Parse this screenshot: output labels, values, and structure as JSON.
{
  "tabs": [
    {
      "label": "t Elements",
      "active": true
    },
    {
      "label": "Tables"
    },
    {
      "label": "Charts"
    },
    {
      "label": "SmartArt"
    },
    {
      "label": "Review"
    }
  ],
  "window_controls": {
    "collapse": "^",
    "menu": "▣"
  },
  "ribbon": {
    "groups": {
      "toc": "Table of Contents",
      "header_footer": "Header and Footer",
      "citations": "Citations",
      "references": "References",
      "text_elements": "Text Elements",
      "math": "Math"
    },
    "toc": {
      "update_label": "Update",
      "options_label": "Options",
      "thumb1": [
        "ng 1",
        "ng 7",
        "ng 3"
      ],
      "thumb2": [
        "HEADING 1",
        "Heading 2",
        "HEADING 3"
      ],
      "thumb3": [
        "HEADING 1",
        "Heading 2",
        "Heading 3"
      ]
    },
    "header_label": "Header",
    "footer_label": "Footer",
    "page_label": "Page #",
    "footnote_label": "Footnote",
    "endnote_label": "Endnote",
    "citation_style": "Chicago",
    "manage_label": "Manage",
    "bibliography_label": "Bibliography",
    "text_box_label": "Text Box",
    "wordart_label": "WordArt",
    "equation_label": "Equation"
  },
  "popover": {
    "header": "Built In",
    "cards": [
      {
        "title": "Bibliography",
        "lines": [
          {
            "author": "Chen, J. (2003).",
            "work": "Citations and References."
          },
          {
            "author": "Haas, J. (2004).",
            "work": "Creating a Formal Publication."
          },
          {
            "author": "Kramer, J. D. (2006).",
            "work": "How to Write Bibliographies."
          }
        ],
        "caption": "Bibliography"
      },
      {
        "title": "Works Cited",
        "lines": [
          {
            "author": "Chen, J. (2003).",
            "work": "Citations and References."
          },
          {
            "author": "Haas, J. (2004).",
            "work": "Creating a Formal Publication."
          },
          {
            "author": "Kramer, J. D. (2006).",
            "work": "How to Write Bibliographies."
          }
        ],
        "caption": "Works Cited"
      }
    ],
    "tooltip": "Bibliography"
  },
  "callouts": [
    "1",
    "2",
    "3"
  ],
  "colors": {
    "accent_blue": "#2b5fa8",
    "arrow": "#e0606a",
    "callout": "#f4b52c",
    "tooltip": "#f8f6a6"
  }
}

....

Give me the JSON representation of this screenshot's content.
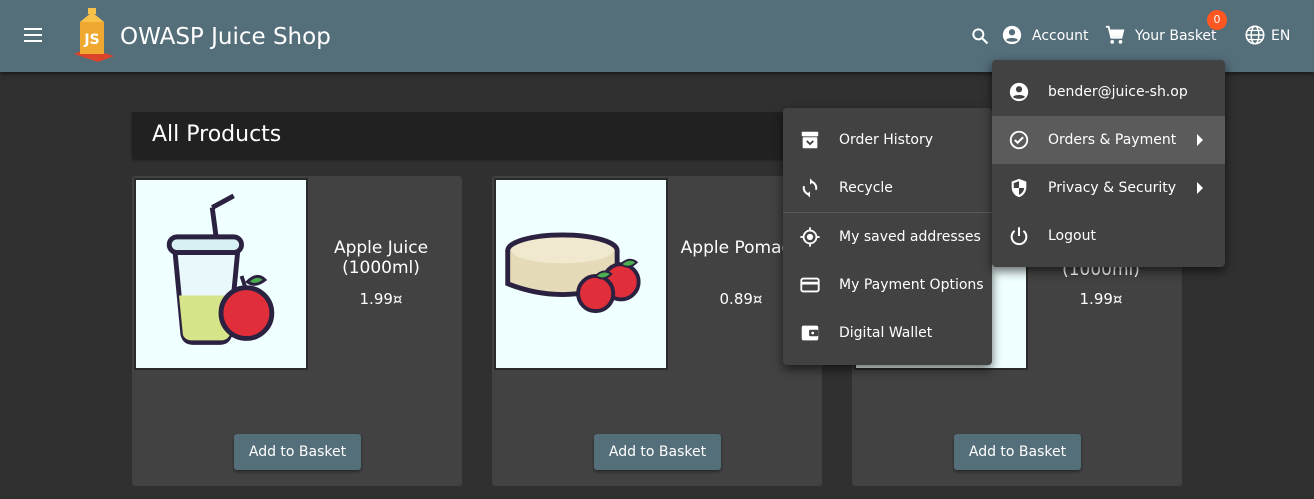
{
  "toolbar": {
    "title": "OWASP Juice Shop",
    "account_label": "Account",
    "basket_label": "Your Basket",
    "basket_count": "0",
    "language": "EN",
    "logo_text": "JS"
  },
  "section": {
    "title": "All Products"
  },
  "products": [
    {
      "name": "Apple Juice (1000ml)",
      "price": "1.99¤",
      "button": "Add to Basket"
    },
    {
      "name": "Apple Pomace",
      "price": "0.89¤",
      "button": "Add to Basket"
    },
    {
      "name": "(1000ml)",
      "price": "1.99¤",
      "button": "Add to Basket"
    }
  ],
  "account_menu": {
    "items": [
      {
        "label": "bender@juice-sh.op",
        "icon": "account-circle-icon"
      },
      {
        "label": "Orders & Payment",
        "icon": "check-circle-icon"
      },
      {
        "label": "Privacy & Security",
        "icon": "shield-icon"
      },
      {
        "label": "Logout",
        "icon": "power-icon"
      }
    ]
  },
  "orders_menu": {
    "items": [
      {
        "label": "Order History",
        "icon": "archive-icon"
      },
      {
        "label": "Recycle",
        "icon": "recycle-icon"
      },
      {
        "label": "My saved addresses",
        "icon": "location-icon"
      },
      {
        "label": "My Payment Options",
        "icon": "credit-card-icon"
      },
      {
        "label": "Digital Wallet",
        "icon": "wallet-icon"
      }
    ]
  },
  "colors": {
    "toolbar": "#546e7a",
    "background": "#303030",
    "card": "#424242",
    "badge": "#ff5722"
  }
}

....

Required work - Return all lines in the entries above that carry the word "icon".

Response below -
        "icon": "account-circle-icon"
        "icon": "check-circle-icon"
        "icon": "shield-icon"
        "icon": "power-icon"
        "icon": "archive-icon"
        "icon": "recycle-icon"
        "icon": "location-icon"
        "icon": "credit-card-icon"
        "icon": "wallet-icon"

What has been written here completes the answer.